Mushroom in the Lawn:
by Rob Sproule
During wet summers people come into the greenhouse everyday asking what they can use to get rid of the mushrooms sprouting in their lawn. The good news is that they won’t harm your grass and will disappear as moisture levels fall. The bad news is that, other than snipping off the toadstools, there’s nothing you can do.
What are they?
Think of the visible portion of a mushroom as a flower. Below it there’s a vast network of microscopic filaments, called hyphae. When hyphae binds together to form a mass of white or dark threadlike growth, it’s called a mycelium. This is what you would find beneath that humble toadstool.
Just like a plant waits for the right conditions to flower, the mycelium waits for sufficient moisture to “bloom” (send up mushrooms). In dry years, the fungus simply waits under the soil for enough rain to fall.
Fungus look small, but when filaments keep threading together they can form massive organisms. A mushroom in eastern Oregonis often described as the largest living thing on earth and covers 2,200 acres.
Like bacteria in your body, there’s fungus throughout every healthy yard even though you only see a fraction of it. Fungus lives off rotting organic matter and, in the process, converts much of it to nutrients for other plants to utilize. So while it’s not the sexiest group of plants around, it’s actually one of the most useful.

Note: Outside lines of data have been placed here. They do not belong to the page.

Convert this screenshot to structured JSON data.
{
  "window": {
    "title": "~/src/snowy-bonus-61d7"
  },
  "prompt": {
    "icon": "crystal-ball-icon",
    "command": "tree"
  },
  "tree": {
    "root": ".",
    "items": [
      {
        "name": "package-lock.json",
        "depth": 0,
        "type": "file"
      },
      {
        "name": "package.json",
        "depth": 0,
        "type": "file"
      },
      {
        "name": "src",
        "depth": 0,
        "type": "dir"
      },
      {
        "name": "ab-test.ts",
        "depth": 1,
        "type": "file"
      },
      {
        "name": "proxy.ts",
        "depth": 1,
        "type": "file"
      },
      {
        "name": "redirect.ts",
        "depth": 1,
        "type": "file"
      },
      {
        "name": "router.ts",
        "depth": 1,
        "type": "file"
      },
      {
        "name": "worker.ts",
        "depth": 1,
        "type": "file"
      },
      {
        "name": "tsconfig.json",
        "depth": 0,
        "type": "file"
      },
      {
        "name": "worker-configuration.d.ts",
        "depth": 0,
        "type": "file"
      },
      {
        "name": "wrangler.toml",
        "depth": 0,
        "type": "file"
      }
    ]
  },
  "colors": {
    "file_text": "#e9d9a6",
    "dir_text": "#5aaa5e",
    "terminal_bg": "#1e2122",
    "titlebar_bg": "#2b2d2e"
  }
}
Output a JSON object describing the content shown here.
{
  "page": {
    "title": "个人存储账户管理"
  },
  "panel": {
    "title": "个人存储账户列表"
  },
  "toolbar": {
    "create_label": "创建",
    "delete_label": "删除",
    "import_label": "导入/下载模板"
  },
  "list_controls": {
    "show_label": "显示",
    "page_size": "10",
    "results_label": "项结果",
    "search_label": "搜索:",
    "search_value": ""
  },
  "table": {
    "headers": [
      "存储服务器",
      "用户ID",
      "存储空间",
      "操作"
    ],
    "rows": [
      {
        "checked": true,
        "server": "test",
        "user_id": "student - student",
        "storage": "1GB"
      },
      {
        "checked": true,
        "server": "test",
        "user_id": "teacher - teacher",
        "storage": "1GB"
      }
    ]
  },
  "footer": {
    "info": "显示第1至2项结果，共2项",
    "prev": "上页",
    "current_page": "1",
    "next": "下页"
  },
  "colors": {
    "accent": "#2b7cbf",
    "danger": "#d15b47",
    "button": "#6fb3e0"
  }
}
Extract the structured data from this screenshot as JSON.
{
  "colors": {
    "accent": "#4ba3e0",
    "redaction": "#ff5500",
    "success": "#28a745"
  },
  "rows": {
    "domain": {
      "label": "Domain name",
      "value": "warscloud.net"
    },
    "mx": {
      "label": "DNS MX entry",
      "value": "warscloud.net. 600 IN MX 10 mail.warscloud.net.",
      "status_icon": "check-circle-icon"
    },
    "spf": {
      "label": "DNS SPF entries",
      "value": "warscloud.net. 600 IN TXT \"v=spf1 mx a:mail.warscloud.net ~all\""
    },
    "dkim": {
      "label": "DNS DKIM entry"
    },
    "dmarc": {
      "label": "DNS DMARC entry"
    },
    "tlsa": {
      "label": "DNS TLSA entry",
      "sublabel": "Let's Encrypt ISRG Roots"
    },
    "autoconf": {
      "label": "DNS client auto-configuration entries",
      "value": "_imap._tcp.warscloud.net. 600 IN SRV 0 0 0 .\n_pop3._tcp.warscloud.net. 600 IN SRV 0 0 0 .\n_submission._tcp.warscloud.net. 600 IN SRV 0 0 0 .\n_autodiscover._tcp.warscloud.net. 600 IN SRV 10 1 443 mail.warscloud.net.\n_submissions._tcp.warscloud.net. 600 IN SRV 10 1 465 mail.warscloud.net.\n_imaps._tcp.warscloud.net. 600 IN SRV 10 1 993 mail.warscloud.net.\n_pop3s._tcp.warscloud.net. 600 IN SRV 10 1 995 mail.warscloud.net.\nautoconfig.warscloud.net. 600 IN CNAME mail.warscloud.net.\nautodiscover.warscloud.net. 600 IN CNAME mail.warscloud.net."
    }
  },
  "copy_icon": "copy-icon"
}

The white mushrooms in your lawn are feeding off old thatch, buried bits of wood, and other assorted decaying matter that the mycelium is wrapping around. If you have an older lawn, annual aerating to clear out the thatch would be good start to reducing their numbers.
Surface mushrooms are fruiting and their only goal in life is to spread spores. Try to pick them before they can do this, as each of the countless spores they release into the air will become hyphae of their own and will seek to build new underground infrastructure.
When you mow your lawn, you may want to use a bag if they are widespread. Collecting the shredded fungus bits in a bag will keep them, and the developing spores, off the lawn.
If you’re willing to do anything to keep the mushrooms off your prize lawn, I bet you won’t be after reading this. There’s no chemical treatment, and the only way to make sure they’re gone is to dig them out. You’ll need to dig up the entire yard down deep enough that you can’t find any more white strands of mycelium. This is often several feet deep.
As if the thought of that isn’t distasteful enough, after that there will probably still be hyphae that you don’t see, which will promptly resume work growing, weaving, and getting thicker, until one wet summer day you’ll look out the window and get an unpleasant surprise.
My advice is to learn to live with them, and if you’re so inclined take the opportunity to learn about fungus and the amazing role it plays in our ecosystem.
Can I Eat Them?
When people ask me if they can eat the mushrooms in their lawn, I tell them if they have to ask, they aren’t sure enough to eat them. While we have many edible (and downright delicious) edible species in Alberta, we also have toxic species that can and have killed on multiple occasions.
If you want to learn about eating mushrooms, talk to someone who can take you out and show you what is edible and what isn’t. Don’t go by pictures on the internet or from a book alone, no matter how innocent they look sitting in the yard.